WHAT YOU ARE ASKED TO DO >>
In the listing below, how many lines contain the string "JSON"? Answer with the number only.

***** EXERCISE DATA

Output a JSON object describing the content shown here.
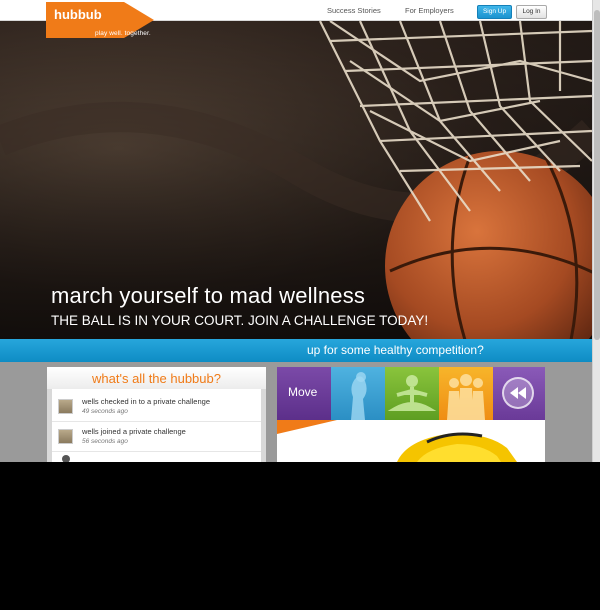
{
  "brand": {
    "name": "hubbub",
    "tagline": "play well. together.",
    "accent": "#f07b18"
  },
  "nav": {
    "links": [
      "Success Stories",
      "For Employers"
    ],
    "signup_label": "Sign Up",
    "login_label": "Log In"
  },
  "hero": {
    "title": "march yourself to mad wellness",
    "subtitle": "THE BALL IS IN YOUR COURT. JOIN A CHALLENGE TODAY!"
  },
  "stripe": {
    "text": "up for some healthy competition?"
  },
  "activity": {
    "title": "what's all the hubbub?",
    "items": [
      {
        "text": "wells checked in to a private challenge",
        "time": "49 seconds ago"
      },
      {
        "text": "wells joined a private challenge",
        "time": "56 seconds ago"
      }
    ]
  },
  "categories": {
    "first_label": "Move",
    "icons": [
      "runner-icon",
      "meditation-icon",
      "group-icon",
      "rewind-icon"
    ]
  }
}
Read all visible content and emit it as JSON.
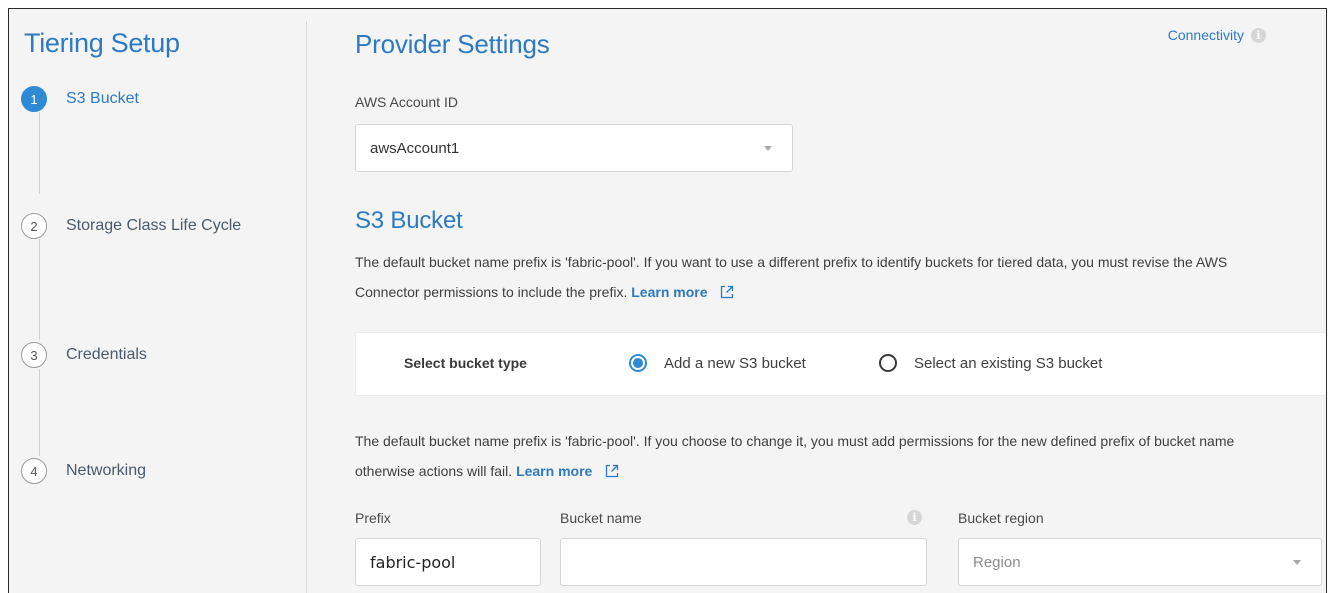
{
  "sidebar": {
    "title": "Tiering Setup",
    "steps": [
      {
        "number": "1",
        "label": "S3 Bucket"
      },
      {
        "number": "2",
        "label": "Storage Class Life Cycle"
      },
      {
        "number": "3",
        "label": "Credentials"
      },
      {
        "number": "4",
        "label": "Networking"
      }
    ]
  },
  "main": {
    "title": "Provider Settings",
    "connectivity_label": "Connectivity",
    "info_symbol": "i",
    "aws_account": {
      "label": "AWS Account ID",
      "value": "awsAccount1"
    },
    "s3_section": {
      "title": "S3 Bucket",
      "description": "The default bucket name prefix is 'fabric-pool'. If you want to use a different prefix to identify buckets for tiered data, you must revise the AWS Connector permissions to include the prefix.",
      "learn_more": "Learn more"
    },
    "bucket_type": {
      "label": "Select bucket type",
      "options": [
        {
          "label": "Add a new S3 bucket",
          "selected": true
        },
        {
          "label": "Select an existing S3 bucket",
          "selected": false
        }
      ]
    },
    "prefix_note": {
      "text": "The default bucket name prefix is 'fabric-pool'. If you choose to change it, you must add permissions for the new defined prefix of bucket name otherwise actions will fail.",
      "learn_more": "Learn more"
    },
    "fields": {
      "prefix": {
        "label": "Prefix",
        "value": "fabric-pool"
      },
      "bucket_name": {
        "label": "Bucket name",
        "value": ""
      },
      "bucket_region": {
        "label": "Bucket region",
        "placeholder": "Region"
      }
    }
  },
  "colors": {
    "accent": "#2e7ac2",
    "active_step": "#2f8ad6",
    "background": "#f4f4f4"
  },
  "icons": [
    "chevron-down-icon",
    "info-icon",
    "external-link-icon"
  ]
}
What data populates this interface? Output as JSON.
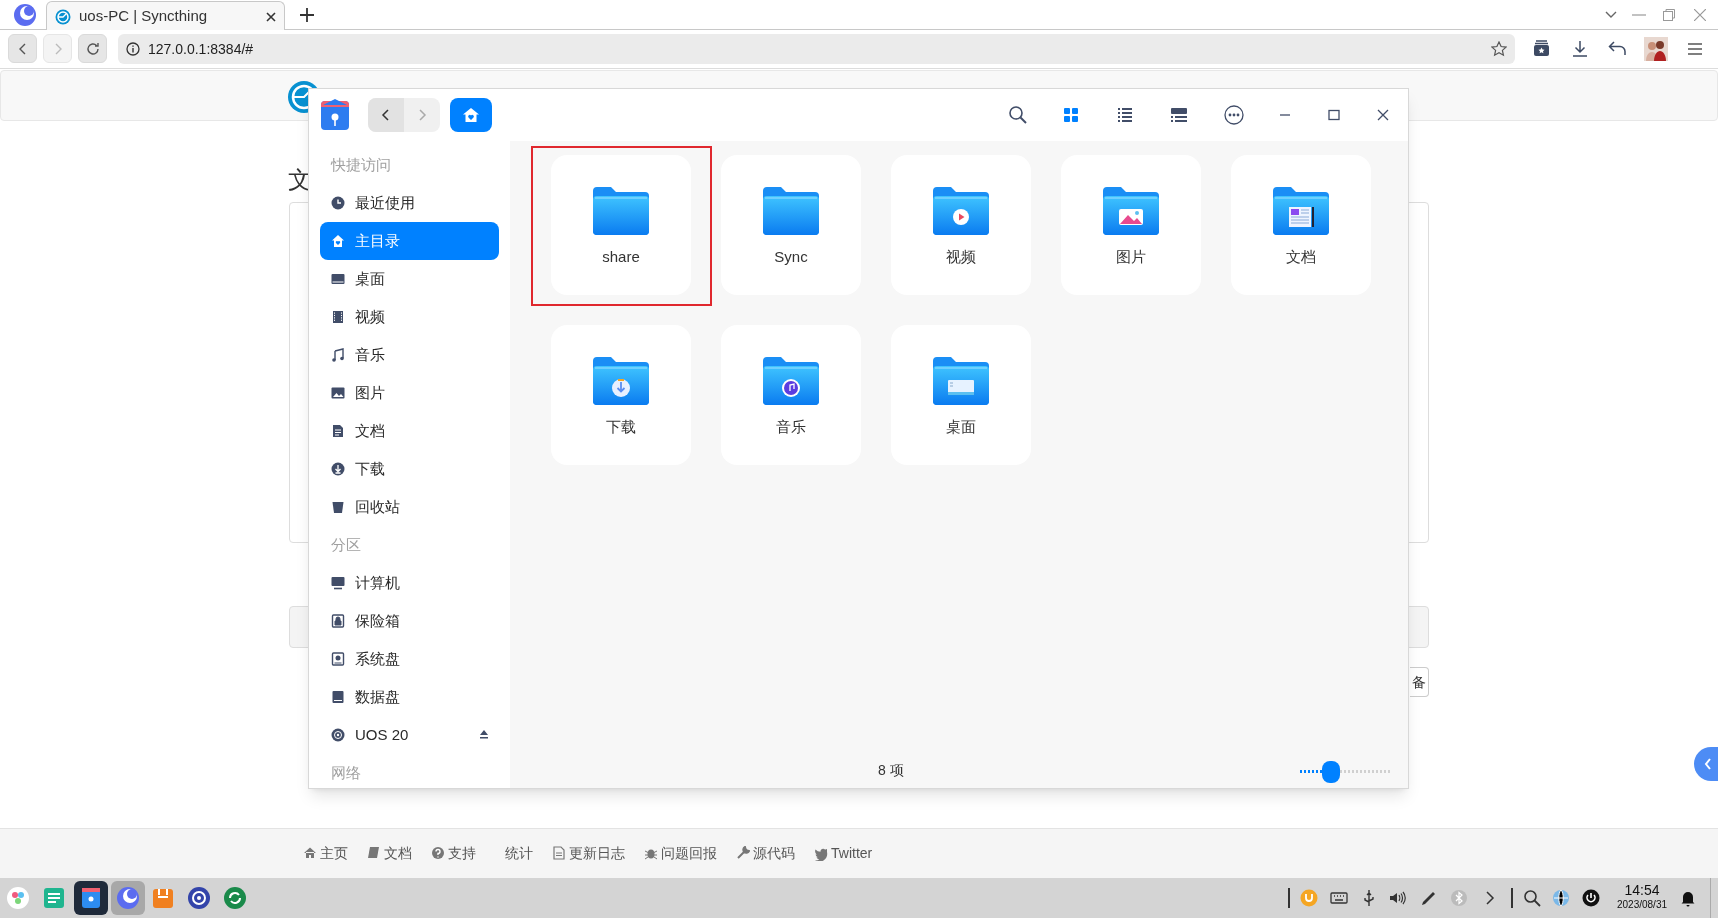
{
  "browser": {
    "tab": {
      "title": "uos-PC | Syncthing"
    },
    "address": "127.0.0.1:8384/#",
    "nav": [
      {
        "disabled": false
      },
      {
        "disabled": true
      }
    ]
  },
  "page": {
    "heading": "文",
    "button": "备",
    "footer_links": [
      "主页",
      "文档",
      "支持",
      "统计",
      "更新日志",
      "问题回报",
      "源代码",
      "Twitter"
    ]
  },
  "file_manager": {
    "nav": [
      {
        "disabled": false
      },
      {
        "disabled": true
      }
    ],
    "view_modes": [
      {
        "selected": true
      },
      {
        "selected": false
      },
      {
        "selected": false
      }
    ],
    "sidebar": [
      {
        "kind": "heading",
        "label": "快捷访问"
      },
      {
        "kind": "item",
        "label": "最近使用",
        "selected": false
      },
      {
        "kind": "item",
        "label": "主目录",
        "selected": true
      },
      {
        "kind": "item",
        "label": "桌面",
        "selected": false
      },
      {
        "kind": "item",
        "label": "视频",
        "selected": false
      },
      {
        "kind": "item",
        "label": "音乐",
        "selected": false
      },
      {
        "kind": "item",
        "label": "图片",
        "selected": false
      },
      {
        "kind": "item",
        "label": "文档",
        "selected": false
      },
      {
        "kind": "item",
        "label": "下载",
        "selected": false
      },
      {
        "kind": "item",
        "label": "回收站",
        "selected": false
      },
      {
        "kind": "heading",
        "label": "分区"
      },
      {
        "kind": "item",
        "label": "计算机",
        "selected": false
      },
      {
        "kind": "item",
        "label": "保险箱",
        "selected": false
      },
      {
        "kind": "item",
        "label": "系统盘",
        "selected": false
      },
      {
        "kind": "item",
        "label": "数据盘",
        "selected": false
      },
      {
        "kind": "device",
        "label": "UOS 20",
        "selected": false
      },
      {
        "kind": "heading",
        "label": "网络"
      }
    ],
    "files": [
      {
        "name": "share",
        "selected": true
      },
      {
        "name": "Sync",
        "selected": false
      },
      {
        "name": "视频",
        "selected": false
      },
      {
        "name": "图片",
        "selected": false
      },
      {
        "name": "文档",
        "selected": false
      },
      {
        "name": "下载",
        "selected": false
      },
      {
        "name": "音乐",
        "selected": false
      },
      {
        "name": "桌面",
        "selected": false
      }
    ],
    "item_count": "8 项",
    "zoom": {
      "level": 0.25
    }
  },
  "taskbar": {
    "time": "14:54",
    "date": "2023/08/31"
  }
}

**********

SOLVED EXERCISE >>
3